A Dangerous Method posterCoincidentally, David Cronenberg’s new film A Dangerous Method star­ted life as a stage play. It was called The Talking Cure and has been adap­ted for the screen by its ori­gin­al writer, Christopher Hampton (Atonement). The play was, in turn, based on a book by John Kerr called A Most Dangerous Method which told the story of the rela­tion­ship between Sigmund Freud (Viggo Mortensen) and Carl Jung (Michael Fassbender) and the birth of psy­cho­ana­lys­is at the begin­ning of the last cen­tury. This is poten­tially fas­cin­at­ing ter­rit­ory – par­tic­u­larly when you intro­duce Sabina Spielrein (Keira Knightley), a young woman who is ini­tially treated by Jung for sexu­al neur­os­is and then becomes his col­league, his lov­er and finally his ex-lover.

Unfortunately, poten­tially fas­cin­at­ing is where A Dangerous Method remains as the film itself nev­er quite climbs off the page. Cronenberg’s com­mon theme of body-horror – “the self-annihilating nature of the sexu­al act” as Freud puts it – is giv­en a psy­cho­lo­gic­al twist so you can see why he was inter­ested, but the clos­ing title cards seem to imply that most of the drama hap­pens to the char­ac­ters after the film has finished.

The Most Fun You Can have Dying posterNew Zealand dir­ect­or Kirstin Marcon’s debut film The Most Fun You Can Have Dying is visu­ally assured but fails the plaus­ib­il­ity test on almost every level – so much so that I’m inclined to think of it as the morphine-induced fantasy of a dying young man rather than try and take it at face value.

Matt Whelan (My Wedding and Other Secrets) plays Michael, from Hamilton, who is told that liv­er can­cer means he has only a couple of months to live unless he can find $200,000 for a dan­ger­ous exper­i­ment­al treat­ment with only a 10% chance of sucess. His com­munity raises him the money but – feel­ing manip­u­lated and used – he takes the cash and heads to Europe for a wild last-chance OE.

The film feels dis­join­ted – like there are pieces miss­ing – and Michael’s selfish­ness and nar­cisissm would be pretty hard to watch for 90 minutes if it wasn’t for Whelan’s pres­ence. He’s going places this one – our next Cliff Curtis, mark my words.

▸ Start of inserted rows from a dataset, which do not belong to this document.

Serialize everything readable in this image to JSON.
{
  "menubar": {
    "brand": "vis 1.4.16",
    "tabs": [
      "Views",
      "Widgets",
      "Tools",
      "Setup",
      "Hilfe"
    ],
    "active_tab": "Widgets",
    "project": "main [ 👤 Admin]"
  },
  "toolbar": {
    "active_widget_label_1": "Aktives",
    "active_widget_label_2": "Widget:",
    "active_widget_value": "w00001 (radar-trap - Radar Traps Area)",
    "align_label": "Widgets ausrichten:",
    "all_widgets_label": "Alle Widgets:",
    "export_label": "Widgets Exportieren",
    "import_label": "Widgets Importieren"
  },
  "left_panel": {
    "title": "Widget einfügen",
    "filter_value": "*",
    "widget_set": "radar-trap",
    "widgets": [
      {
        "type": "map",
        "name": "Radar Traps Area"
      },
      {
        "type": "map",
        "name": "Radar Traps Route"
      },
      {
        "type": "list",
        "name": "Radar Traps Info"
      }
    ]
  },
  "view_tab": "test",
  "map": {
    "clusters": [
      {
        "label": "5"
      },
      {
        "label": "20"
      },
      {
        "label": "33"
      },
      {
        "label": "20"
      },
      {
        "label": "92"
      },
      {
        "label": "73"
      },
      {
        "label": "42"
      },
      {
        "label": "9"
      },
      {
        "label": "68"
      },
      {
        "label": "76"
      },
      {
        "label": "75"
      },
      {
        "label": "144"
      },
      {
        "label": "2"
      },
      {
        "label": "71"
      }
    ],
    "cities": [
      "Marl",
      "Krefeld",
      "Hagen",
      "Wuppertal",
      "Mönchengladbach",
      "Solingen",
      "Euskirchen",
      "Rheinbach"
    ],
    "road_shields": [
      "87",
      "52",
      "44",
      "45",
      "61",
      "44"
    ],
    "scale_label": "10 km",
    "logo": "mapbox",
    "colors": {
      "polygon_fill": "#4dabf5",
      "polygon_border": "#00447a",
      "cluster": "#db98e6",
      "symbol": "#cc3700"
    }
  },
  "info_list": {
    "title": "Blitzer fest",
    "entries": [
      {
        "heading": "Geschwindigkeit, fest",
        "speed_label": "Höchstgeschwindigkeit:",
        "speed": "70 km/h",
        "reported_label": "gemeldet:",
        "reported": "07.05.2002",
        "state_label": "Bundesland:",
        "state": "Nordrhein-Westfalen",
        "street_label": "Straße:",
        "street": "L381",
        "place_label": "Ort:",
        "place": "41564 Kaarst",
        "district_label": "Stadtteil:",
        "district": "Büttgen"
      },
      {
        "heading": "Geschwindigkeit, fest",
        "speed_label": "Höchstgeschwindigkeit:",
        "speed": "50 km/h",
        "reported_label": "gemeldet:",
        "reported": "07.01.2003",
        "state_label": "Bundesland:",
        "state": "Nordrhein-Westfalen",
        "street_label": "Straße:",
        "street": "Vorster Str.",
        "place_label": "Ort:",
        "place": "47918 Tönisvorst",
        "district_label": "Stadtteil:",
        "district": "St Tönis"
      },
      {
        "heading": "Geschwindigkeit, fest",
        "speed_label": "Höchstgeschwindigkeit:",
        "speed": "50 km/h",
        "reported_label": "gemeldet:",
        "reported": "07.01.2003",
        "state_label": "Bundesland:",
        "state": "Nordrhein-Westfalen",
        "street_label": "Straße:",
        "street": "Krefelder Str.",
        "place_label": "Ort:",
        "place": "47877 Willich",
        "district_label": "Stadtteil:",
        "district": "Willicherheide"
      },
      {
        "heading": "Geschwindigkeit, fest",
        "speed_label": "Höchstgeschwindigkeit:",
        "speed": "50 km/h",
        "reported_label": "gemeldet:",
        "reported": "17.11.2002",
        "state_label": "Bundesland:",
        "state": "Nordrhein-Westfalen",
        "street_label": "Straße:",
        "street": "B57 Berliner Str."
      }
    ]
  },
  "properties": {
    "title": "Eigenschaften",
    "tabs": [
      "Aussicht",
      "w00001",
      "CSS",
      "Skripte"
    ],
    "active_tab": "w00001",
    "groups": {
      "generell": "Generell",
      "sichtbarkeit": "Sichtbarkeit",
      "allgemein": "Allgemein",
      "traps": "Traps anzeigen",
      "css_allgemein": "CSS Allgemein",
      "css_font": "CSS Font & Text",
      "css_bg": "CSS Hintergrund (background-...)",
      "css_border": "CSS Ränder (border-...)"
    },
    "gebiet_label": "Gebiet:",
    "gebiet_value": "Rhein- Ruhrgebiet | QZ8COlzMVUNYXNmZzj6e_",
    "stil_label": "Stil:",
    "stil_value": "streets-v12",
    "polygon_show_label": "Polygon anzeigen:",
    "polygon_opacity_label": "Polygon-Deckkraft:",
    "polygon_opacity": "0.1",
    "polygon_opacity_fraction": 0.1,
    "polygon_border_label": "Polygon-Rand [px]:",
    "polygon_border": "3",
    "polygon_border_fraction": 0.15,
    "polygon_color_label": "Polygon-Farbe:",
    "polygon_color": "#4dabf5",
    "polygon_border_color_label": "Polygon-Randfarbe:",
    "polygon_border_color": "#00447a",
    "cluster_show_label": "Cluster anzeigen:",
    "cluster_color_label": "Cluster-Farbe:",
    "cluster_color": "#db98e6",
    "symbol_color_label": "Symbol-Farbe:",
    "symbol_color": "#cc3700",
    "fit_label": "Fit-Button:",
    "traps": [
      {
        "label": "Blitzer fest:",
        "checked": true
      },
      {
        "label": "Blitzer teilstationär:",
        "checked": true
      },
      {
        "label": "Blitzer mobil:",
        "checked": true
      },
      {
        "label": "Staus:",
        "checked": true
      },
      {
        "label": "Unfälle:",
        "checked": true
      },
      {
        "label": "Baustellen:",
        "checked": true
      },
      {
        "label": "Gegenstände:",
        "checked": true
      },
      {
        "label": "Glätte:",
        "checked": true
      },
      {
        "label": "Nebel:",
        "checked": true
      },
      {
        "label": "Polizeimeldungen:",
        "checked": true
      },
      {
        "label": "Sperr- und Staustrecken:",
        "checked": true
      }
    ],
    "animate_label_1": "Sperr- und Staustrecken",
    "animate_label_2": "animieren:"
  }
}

The Lucky One posterFinally, the truly ghastly The Lucky One which asks you to believe in Disney song and dance man Zac Efron as a trau­mat­ised Marine vet­er­an of the Iraq War. Efron’s char­ac­ter Logan is a par­agon of a man: an anim­al lov­er and human­it­ari­an, war hero and philo­soph­er, musi­cian, engin­eer and handy­man. The kind of man who would give the rest of us a bad name if he, you know, actu­ally exis­ted. His love interest, Taylor Schilling, does a lot of mouth-open act­ing and is shot – like everything else in the film – to look as pretty as pos­sible regard­less of the needs of story or character.

The Lucky One is some knucklehead’s idea of a dra­mat­ic situ­ation – that knuck­lead being Nicholas “Dear John ” Sparks – but Sondheim’s Company has more drama, more char­ac­ter, more spir­it, more life, in one lyr­ic than you’ll find in this entire feature.

Printed in Wellington’s Capital Times on Wednesday 25 April, 2012.